Finally, our revised guidance assumes two percentage points of cats for the fourth quarter, which would result in 5.8 points of cats for the calendar year. This compares to the full year cat assumption of seven points included in our previous guidance, the reduction being due to lower than expected cats in the third quarter. The impact on operating income per share of each point of cats in the fourth quarter is about $0.05. That concludes our prepared remarks. I realize that they were shorter than the past, but that's a reflection of a quarter with excellent results and the fact that market conditions haven't changed much from three months ago. With that, we'll open it up to your questions. Operator?Question-and-Answer Session Operator [Operator Instructions] And we'll take our first question from Keith Walsh with Citi. Keith Walsh - Citigroup Inc This is for John Finnegan. I guess we've seen several hundred community banks failing since 2008. There's been a lot of news flow recently around the FDIC pursuing insurance claims against the banks and their employees. In fact, you guys were named in the Colonial Bank story recently.

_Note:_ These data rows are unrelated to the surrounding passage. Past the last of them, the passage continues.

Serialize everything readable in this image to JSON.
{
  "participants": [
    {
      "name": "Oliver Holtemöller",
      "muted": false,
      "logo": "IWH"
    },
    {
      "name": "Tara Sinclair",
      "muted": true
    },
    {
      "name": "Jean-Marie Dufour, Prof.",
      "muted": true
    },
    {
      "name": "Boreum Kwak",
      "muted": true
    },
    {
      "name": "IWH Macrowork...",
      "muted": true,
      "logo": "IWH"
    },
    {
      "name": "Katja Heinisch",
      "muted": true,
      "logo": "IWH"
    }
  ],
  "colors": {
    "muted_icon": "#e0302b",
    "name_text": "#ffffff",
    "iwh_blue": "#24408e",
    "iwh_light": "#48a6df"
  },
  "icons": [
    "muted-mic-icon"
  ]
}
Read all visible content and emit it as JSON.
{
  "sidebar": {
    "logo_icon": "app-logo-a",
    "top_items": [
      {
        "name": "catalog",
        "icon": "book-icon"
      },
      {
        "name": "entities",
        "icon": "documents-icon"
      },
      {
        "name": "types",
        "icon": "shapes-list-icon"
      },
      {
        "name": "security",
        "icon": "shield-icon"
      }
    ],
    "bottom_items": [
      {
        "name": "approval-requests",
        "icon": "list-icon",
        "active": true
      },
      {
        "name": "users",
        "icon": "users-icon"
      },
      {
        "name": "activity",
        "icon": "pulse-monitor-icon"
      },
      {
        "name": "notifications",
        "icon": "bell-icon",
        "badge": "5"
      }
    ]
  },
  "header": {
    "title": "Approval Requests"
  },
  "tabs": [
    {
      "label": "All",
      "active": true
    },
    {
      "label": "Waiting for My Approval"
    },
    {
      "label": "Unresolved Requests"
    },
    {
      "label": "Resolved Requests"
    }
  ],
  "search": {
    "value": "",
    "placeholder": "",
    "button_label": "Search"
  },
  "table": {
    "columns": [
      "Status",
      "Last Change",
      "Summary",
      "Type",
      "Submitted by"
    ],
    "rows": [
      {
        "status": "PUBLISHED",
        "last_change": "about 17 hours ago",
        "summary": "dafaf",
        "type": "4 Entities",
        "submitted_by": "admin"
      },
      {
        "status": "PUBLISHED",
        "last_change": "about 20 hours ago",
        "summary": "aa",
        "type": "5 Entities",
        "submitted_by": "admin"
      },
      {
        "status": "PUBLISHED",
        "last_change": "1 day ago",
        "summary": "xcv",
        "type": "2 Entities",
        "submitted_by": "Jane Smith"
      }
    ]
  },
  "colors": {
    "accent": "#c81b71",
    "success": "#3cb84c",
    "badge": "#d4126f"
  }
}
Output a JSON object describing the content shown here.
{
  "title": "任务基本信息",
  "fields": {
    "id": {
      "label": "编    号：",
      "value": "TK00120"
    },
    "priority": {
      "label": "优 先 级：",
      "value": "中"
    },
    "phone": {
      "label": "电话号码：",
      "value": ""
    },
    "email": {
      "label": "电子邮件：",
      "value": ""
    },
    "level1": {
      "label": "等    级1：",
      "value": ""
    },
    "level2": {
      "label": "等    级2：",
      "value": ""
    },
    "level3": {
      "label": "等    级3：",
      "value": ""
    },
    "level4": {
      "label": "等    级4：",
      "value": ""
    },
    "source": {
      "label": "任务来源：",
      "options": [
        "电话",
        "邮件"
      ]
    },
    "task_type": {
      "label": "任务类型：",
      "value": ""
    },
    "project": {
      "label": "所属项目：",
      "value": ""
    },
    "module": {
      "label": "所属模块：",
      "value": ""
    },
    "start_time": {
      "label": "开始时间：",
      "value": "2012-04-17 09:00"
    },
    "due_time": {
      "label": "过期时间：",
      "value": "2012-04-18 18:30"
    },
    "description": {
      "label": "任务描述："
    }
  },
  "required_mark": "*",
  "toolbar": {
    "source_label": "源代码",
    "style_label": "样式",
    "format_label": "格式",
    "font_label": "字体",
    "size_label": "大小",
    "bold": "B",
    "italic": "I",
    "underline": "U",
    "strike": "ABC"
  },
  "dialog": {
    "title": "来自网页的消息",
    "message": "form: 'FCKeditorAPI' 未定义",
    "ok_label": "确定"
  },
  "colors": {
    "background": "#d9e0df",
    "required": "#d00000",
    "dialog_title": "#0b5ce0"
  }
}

If you can help me frame this issue, as the FDIC plays catch up on the financial crisis, and what other coverage lines can be brought into play besides D&O? John Degnan Let me take a stab, this is John Degnan. I know your question was directed to John Finnegan. But I'm going to take a stab at it, then John will add anything he wants to talk about it. Let me talk a little bit first about our community bank book, Keith. We consider a community bank to be one that's no larger than $1 billion in total assets. We have D&O policies for about 10% of them. 94% of our book is private or closely held and only 6% are listed on the stock exchange. The average limits are $3.2 million for the private book and $5.9 million for the public book. Given the size of those banks, we're not particularly concerned whether they're private or public because we underwrite their financial condition in light of the fact that a failure of one of these institutions could trigger a regulatory claim against the directors and officers. We have not yet seen significant claims activity in the community bank arena to date. And we're not overly concerned about the developments that have been taking place over the last couple of weeks in so far as they pertain to community banks, although the lender liability portion of the coverage for community banks does in fact include errors and omissions, which could be implicated in a claim against the community bank for mishandling of foreclosure documentation like robo-signing. But our exposure in that connection to the community banks is not thought at the moment by us to be significant. On the other hand, our exposure to the 10 largest mortgage services that might be implicated in claims like that is also, from an E&O perspective, thanks to the underlying strategies we've had for the last couple of years, is minimal with the exception of one account, which has one $15 million exposure. And to date, we haven't seen a claim from that account. And then finally, it's a complicated set of issues here, and it is early to be projecting what the outcome is, but with respect to -- not to the foreclosure documentation problems but to the implication of the securitized loans, you should realize that purchasers have been putting back or attempting to put back defective mortgages for several years now and they're contractually able to do that if they can prove that there were defects. That by itself though does not cause a loss to either the purchaser or the originator depending on the quality of the underlying asset. And as far as we know, and certainly our experience has been that there has not been significant insurance related claims activity to that point. And then finally, while the securitization agreements can, as people have pointed out, contain recourse against the originator and others for fraud, there are a number of other intermediaries that would be potentially implicated, including investment banks and lawyers and accountants. And as such, this would be largely an E&O matter where we have little to no exposure to those entities due to the underwriting actions we've taken. And I know that was a long answer, but you invited me to give you a... Read the rest of this transcript for free on seekingalpha.com